Fire ants are wingless insects that belong to the same family of
insects as bees and wasps. Fire ants are found in the southeastern and south-central United States, especially along the Gulf Coast. They tend to attack and
sting in great numbers.
A fire ant attaches itself to a person by biting with its jaws. Then, pivoting its head, it stings from its belly in a circular pattern at
multiple sites. Symptoms of a fire ant sting may include:
A painful raised bump that becomes a pus-filled
blister in 6 to 24 hours and lasts for up to 10 days.
Skin at the
bite site that dies and leaves a scar or bump.
life-threatening allergic reaction.
A toxic reaction when there
have been 20 or more stings.
Redness and swelling extending beyond

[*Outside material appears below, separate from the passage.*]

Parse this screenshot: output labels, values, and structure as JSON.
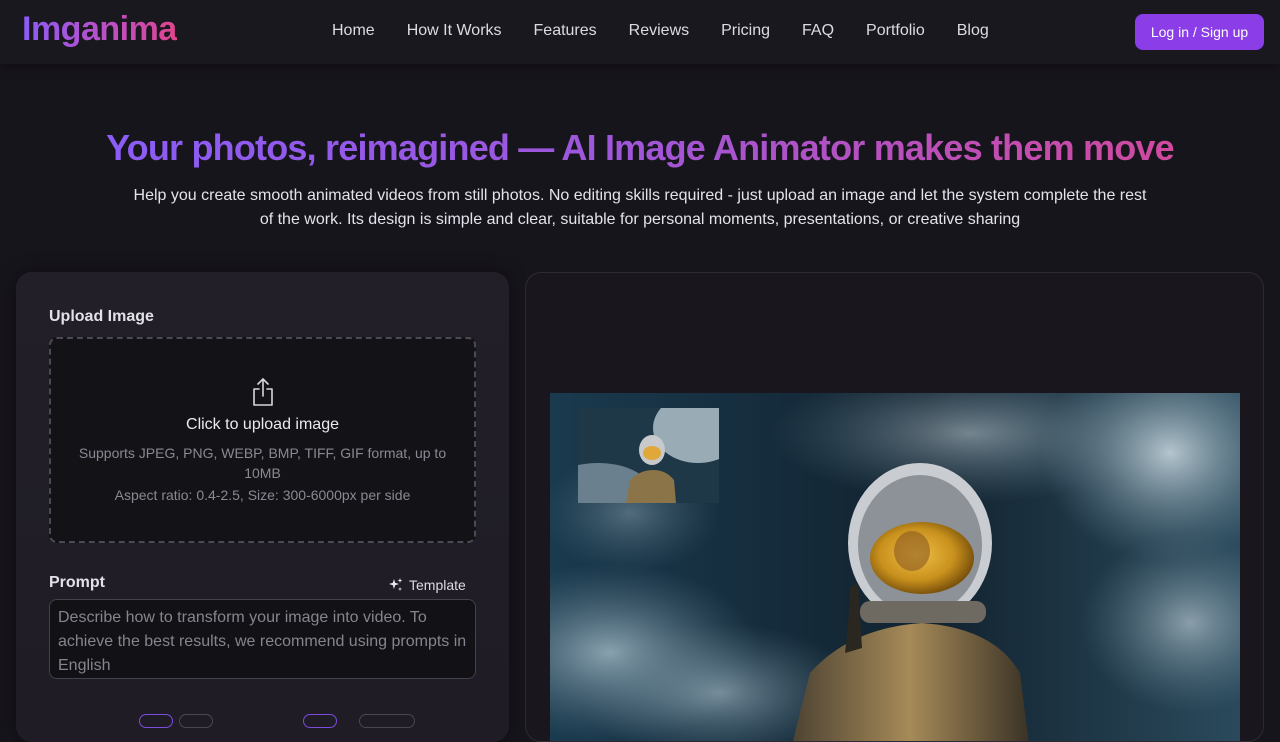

the sting site.
Serum sickness, a rare reaction to stings. Flu-like
symptoms and hives begin 7 to 14 days after an insect sting.
Home treatment can help relieve pain and prevent infection.
How this information was developed to help you make better health decisions.